President Obama recently launched the America’s Great Outdoors Initiative, asking for comments on what the administration can do to promote outdoor conservation. From what we’ve seen in the past, whenever the Democrats talk about “conservation,” they’re really asking, “how can we take more land for the federal government?”

If President Obama really wants to promote outdoor conservation, he should create more opportunities for private ownership and respect individual property rights. People who have a vested interest in something, whether it’s land or an iPod, are more likely to take care of it. Land ownership naturally creates incentives to protect the property.

We see examples of this all over the world. Niger for instance, is much greener now because the government allowed citizens to own trees. According to the New York Times,

"From colonial times, all trees in Niger had been regarded as the property of the state, which gave farmers little incentive to protect them…But over time, farmers began to regard the trees in their fields as their property, and in recent years the government has recognized the benefits of that outlook by allowing individuals to own trees. Farmers make money from the trees by selling branches, pods, fruit and bark. Because those sales are more lucrative over time than simply chopping down the tree for firewood, the farmers preserve them."

However, the Administration has continually used conservation as an excuse to trample on property rights. Take the passage of the Omnibus Public Land Management Act of 2009, as an example. The legislation included over 100 land grab bills that designated millions of acres of land as either wilderness protected or heritage areas.

Wilderness areas are lands that the government protects from most human influence. Anything that requires a mechanical device to operate, like a bicycle, is strictly prohibited. This means no businesses can develop to hire people, and exploration for new minerals is off limits. Heritage areas on the other hand, restrict the use of land and property for historic preservation. The government can regulate property to such an extent that the owner could lose any beneficial use of the property.

There are 756 designated wilderness areas and 49 national heritage areas. Creating more would only be a drain on the taxpayers and the National Park Service—which is already dealing with a $9 billion maintenance backlog. For the sake of the economy, any talk of increasing wilderness or heritage areas should be cut off.

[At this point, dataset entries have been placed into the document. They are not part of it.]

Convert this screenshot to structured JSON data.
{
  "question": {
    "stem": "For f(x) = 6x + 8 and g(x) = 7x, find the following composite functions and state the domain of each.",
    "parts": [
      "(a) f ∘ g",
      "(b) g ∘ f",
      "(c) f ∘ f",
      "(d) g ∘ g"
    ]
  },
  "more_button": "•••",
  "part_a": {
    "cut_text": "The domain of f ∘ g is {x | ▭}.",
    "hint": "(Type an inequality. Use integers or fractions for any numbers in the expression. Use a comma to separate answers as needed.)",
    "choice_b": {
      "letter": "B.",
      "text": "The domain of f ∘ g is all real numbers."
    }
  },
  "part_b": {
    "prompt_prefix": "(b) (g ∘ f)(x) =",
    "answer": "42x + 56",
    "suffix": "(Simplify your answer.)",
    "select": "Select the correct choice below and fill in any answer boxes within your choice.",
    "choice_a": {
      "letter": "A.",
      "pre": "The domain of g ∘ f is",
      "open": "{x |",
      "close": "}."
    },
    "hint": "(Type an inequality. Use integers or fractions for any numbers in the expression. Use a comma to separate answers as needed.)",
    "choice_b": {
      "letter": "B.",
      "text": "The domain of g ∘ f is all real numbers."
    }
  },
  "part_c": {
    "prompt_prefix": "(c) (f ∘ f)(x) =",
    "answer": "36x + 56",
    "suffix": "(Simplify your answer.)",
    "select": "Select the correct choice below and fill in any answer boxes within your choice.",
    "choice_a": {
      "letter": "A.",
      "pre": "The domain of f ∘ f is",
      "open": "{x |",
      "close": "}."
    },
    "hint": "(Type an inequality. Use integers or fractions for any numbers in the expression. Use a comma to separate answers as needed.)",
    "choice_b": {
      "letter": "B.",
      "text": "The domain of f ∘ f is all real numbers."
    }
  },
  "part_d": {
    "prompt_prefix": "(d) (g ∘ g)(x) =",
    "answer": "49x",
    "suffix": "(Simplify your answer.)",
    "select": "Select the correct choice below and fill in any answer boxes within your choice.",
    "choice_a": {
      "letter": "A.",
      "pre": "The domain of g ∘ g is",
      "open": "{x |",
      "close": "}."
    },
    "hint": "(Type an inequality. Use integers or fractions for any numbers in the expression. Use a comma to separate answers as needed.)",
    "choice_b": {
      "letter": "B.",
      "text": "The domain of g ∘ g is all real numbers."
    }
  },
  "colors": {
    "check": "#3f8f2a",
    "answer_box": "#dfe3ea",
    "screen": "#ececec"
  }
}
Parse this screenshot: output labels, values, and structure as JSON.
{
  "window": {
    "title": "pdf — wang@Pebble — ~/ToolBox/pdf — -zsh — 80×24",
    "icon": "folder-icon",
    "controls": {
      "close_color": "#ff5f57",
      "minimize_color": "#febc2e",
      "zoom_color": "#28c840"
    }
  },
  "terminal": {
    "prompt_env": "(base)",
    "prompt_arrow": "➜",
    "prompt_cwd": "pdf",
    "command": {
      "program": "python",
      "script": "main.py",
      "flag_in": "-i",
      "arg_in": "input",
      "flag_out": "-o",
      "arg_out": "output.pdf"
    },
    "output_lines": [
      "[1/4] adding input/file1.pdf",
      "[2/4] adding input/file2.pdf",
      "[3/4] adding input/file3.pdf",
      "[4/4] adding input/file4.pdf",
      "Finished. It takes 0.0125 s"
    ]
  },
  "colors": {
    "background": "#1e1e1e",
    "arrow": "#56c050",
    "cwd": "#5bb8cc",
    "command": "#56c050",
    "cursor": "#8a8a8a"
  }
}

Literally shrinking the size of government and respecting private property are the best ways to promote conservation. Private citizens would do a better job of protecting land than the government could ever hope to.